A recent headline stating, “Biden admin withholding key funding for schools with hunting, archery programs,” caused my phone to start ringing. As a Michigan Hunter Safety instructor, many of my colleagues were concerned that federal funding for the program was being eliminated. Although my state doesn’t have many school-related hunter safety classes, many states still teach important safety classes during the school year. These are the classes in which young and old hunters learn not to shoot toward people, houses, and livestock. The headline made no sense, so a deeper dive into the facts revealed a much clearer picture.
U.S. Senators John Cornyn (R – Texas) and Thom Tillis (R – North Carolina) co-wrote the Bipartisan Safer Communities Act (BSCCA) that became law in 2022. The act has language that prohibits the use of federal funds to provide “training in the use of a dangerous weapon.” They have written U.S. Secretary of Education Miguel Cardona to say that was not what the bill intended as there is a huge difference between learning to correctly shoot a bow (or how to safely handle a hunting rifle or shotgun) and using a dangerous weapon.
In the context of a hunter safety class or an in-school archery league, these are certainly not “weapons.” We hear of assault weapons, weapons of mass destruction, and weapons of war.

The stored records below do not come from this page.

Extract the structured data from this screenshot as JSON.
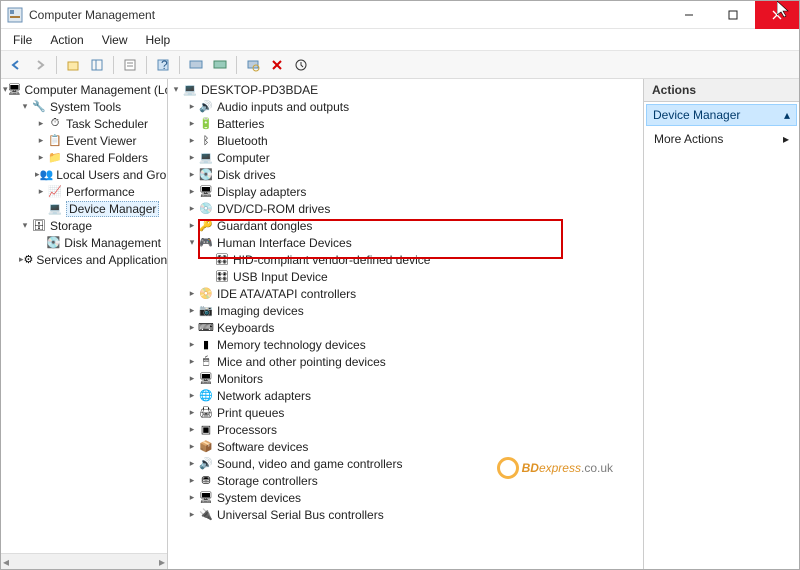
{
  "window": {
    "title": "Computer Management"
  },
  "menu": {
    "file": "File",
    "action": "Action",
    "view": "View",
    "help": "Help"
  },
  "left": {
    "root": "Computer Management (Local",
    "systools": "System Tools",
    "tasksched": "Task Scheduler",
    "eventviewer": "Event Viewer",
    "sharedfolders": "Shared Folders",
    "localusers": "Local Users and Groups",
    "performance": "Performance",
    "devicemgr": "Device Manager",
    "storage": "Storage",
    "diskmgmt": "Disk Management",
    "services": "Services and Applications"
  },
  "center": {
    "root": "DESKTOP-PD3BDAE",
    "audio": "Audio inputs and outputs",
    "batteries": "Batteries",
    "bluetooth": "Bluetooth",
    "computer": "Computer",
    "disk": "Disk drives",
    "display": "Display adapters",
    "dvd": "DVD/CD-ROM drives",
    "guardant": "Guardant dongles",
    "hid": "Human Interface Devices",
    "hid1": "HID-compliant vendor-defined device",
    "hid2": "USB Input Device",
    "ide": "IDE ATA/ATAPI controllers",
    "imaging": "Imaging devices",
    "keyboards": "Keyboards",
    "memtech": "Memory technology devices",
    "mice": "Mice and other pointing devices",
    "monitors": "Monitors",
    "network": "Network adapters",
    "printq": "Print queues",
    "processors": "Processors",
    "software": "Software devices",
    "sound": "Sound, video and game controllers",
    "storagectl": "Storage controllers",
    "systemdev": "System devices",
    "usb": "Universal Serial Bus controllers"
  },
  "right": {
    "header": "Actions",
    "selected": "Device Manager",
    "more": "More Actions"
  },
  "watermark": {
    "text1": "BD",
    "text2": "express",
    "text3": ".co.uk"
  }
}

When a criminal raises a handgun toward a police officer, you will hear the law enforcement officer yell, “Drop your weapon!” As we commonly use the term, weapons are devices that criminals commonly use to carry out their crimes. A weapon can also be deemed as something one might use in self-defense. An archer or even a clay target shooter would never consider themselves as holding a weapon. Members of the Biden administration most certainly misinterpreted the language in the bill.
Throughout the nation, hunter safety classes, as well as many in-school archery programs, are funded by the Pittman-Roberson Act and receive no money from the federal government. Although the U.S. Secretary of Education has yet to respond to the misinterpretation, many schools that offer these programs see no cause for alarm. The programs, being separately funded, are not at risk for defunding by the BSCCA, nor are the normal academic course offerings.

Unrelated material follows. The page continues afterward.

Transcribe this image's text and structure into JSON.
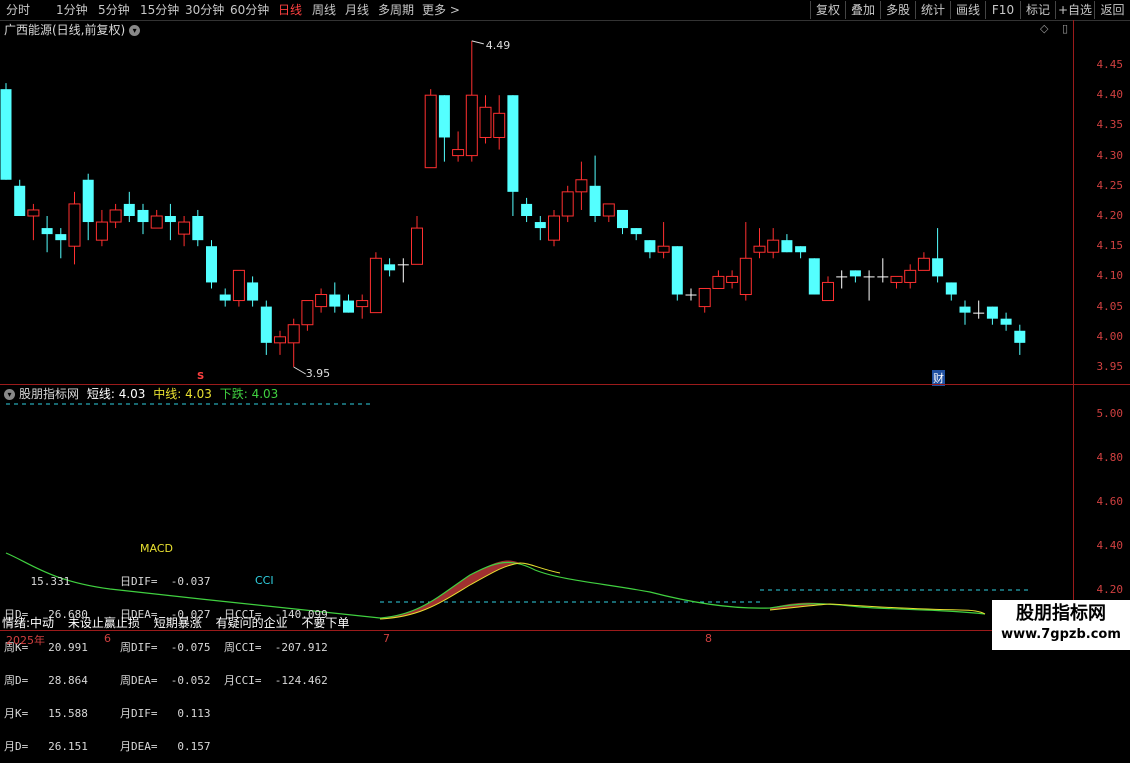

As Jennifer Pittman, Georgia’s DNR hunter development program manager and the Georgia National Archery in Schools Coordinator, states, “This is new legislation, and we don’t know a lot. We’re waiting to hear from the Department of Education. It is our plan as of right now to continue both programs.”
The one billion dollars in grants that the BSCCA provides are geared toward preventing and responding to acts of bullying, violence, and hate that impact school communities. It should have nothing to do with eliminating teaching a youngster certain safety skills they will use for the rest of their lives. The nation waited for the response from the U.S. Secretary of Education, Mr. Cardona. There was plenty of time to tell the nation that he misinterpreted the language and that teaching our nation’s youth to be safe is of the utmost importance. However, since the Department of Education has not rectified the issue, Congress is taking action.
Congressman Green (R- Tenn) introduced H.R. 5110 to amend the Elementary and Secondary Education Act of 1965 to clarify that the prohibition on the use of Federal education funds for certain weapons does not apply to the use of such weapons for training in archery, hunting, or other shooting sports.
As America faces an ever-growing threat of gun misuse, we can only hope that Mr. Green’s attempt to protect firearm safety education is successful. The unanimous Senate passage of H.R. 5110 comes shortly after the House passed the bill Tuesday night on an impressive vote of 424 – 1. It’s now up to the President to lead the nation in a quest for firearm safety and sign the bill into law.
Education is always a good thing. Removing funding for education and hoping that people will figure out gun safety on their own is ridiculous.
Jack Ammerman is a Michigan writer. As a hunter and shooting sports enthusiast, he is involved with education and the safe use of firearms on a daily basis. He supports the right of Americans to own guns for self-defense. He has produced firearm safety television commercials and writes a firearm column for Michigan Out of Doors.